The Multi-Dimensional Crisis of Climate Change
Climate change is a crisis that goes beyond just melting glaciers and scorching summers; it’s a crisis that penetrates the human psyche. Recent UK surveys show that 65% of the population feels anxious about the effects of climate change. Moreover, women appear to be more affected than men, with 69% of women indicating anxiety as opposed to 61% of men. As for younger generations, a staggering 20% of those aged 16-24 are willing to sacrifice family plans, stating they’d opt for having fewer children to help alleviate the crisis.
If the pervasive anxiety and life-altering decisions weren’t enough, scientific studies show that rising ambient temperatures and increased air pollution have a pronounced effect on mental health. The range spans from general anxiety to a significant rise in emergency department visits for mental health issues.
Immediate Impacts: Mental Health in the Wake of Catastrophes
The climate crisis isn’t a far-off scenario—it’s happening now. This year alone, extreme weather events have made headlines globally, from cyclones in southeastern Africa to wildfires in Chile and Canada, not to mention unbearable heatwaves across Asia. More recently, the return of El Niño has thrown another wrench in the works, raising global temperatures and sparking even more natural disasters. One such catastrophic event occurred on September 11 when Storm Daniel caused unprecedented flooding in Libya, leaving thousands dead, missing, or displaced.
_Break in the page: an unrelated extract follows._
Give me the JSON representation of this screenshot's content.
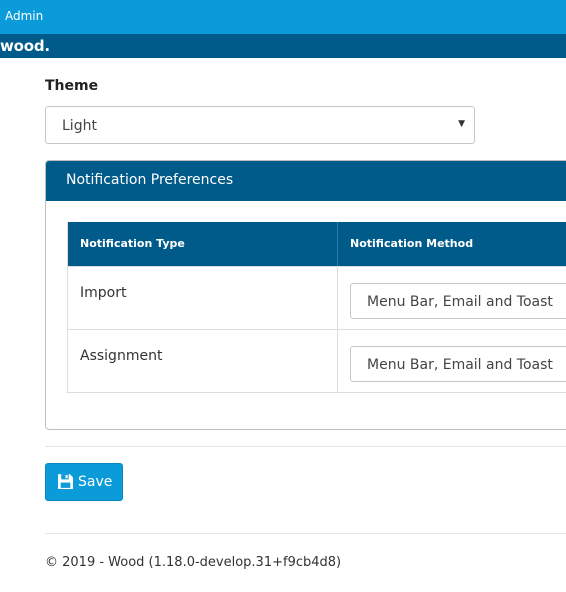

Such catastrophes have a profound psychological impact. Imagine losing your home, community, and sense of safety overnight. These events can lead to many mental health issues, including anxiety, depression, PTSD, and suicidal tendencies.
Empowering Through Education
Knowledge is one of the most powerful tools to combat the climate crisis’s mental strain. Understanding the science behind the events unfolding around us can transform paralyzing fear into proactive advocacy. Consider engaging with the wealth of scientific literature available, from reports by the Intergovernmental Panel on Climate Change (IPCC) to peer-reviewed journal articles.
Practising Self-Care Amid Chaos
Amid this crisis, it’s crucial to remember the importance of self-care. Whether it’s yoga, journaling, or even simply setting aside an hour each day for ‘digital detox,’ these activities can offer a valuable respite from the constant flood of distressing news.
The Therapeutic Spectrum: More Than Just CBT
While Cognitive Behavioural Therapy (CBT) remains popular for treating mental health issues, it’s not the only tool in the shed. Counselling provides a safe space to explore your fears, while life coaching offers a structured plan to tackle stress and lifestyle changes.
Building Resilience: The Community Aspect
But emotional resilience is not built in isolation. Across the UK, local cooperatives are emerging that focus on growing organic fruits and vegetables. These initiatives provide a more sustainable lifestyle and a sense of community, boosting emotional resilience.
Regarding mental health and climate change, we are far from powerless. Through education, self-care, therapeutic interventions, and community engagement, we can better prepare ourselves emotionally for the challenges that lie ahead.
Take the Next Step: Connect with an Expert
If this blog post resonated with you and you’re looking for more tailored advice on managing climate anxiety and mental health, the next step is just an email away. Don’t let the overwhelming feelings of climate change paralyze you. Reach out for expert guidance and strategies to build emotional resilience in these challenging times.
📧 Email Mike Lawrence at email@example.com to take the first step towards a more resilient you.
Your voice matters; together, we can make a difference for the planet and our mental well-being.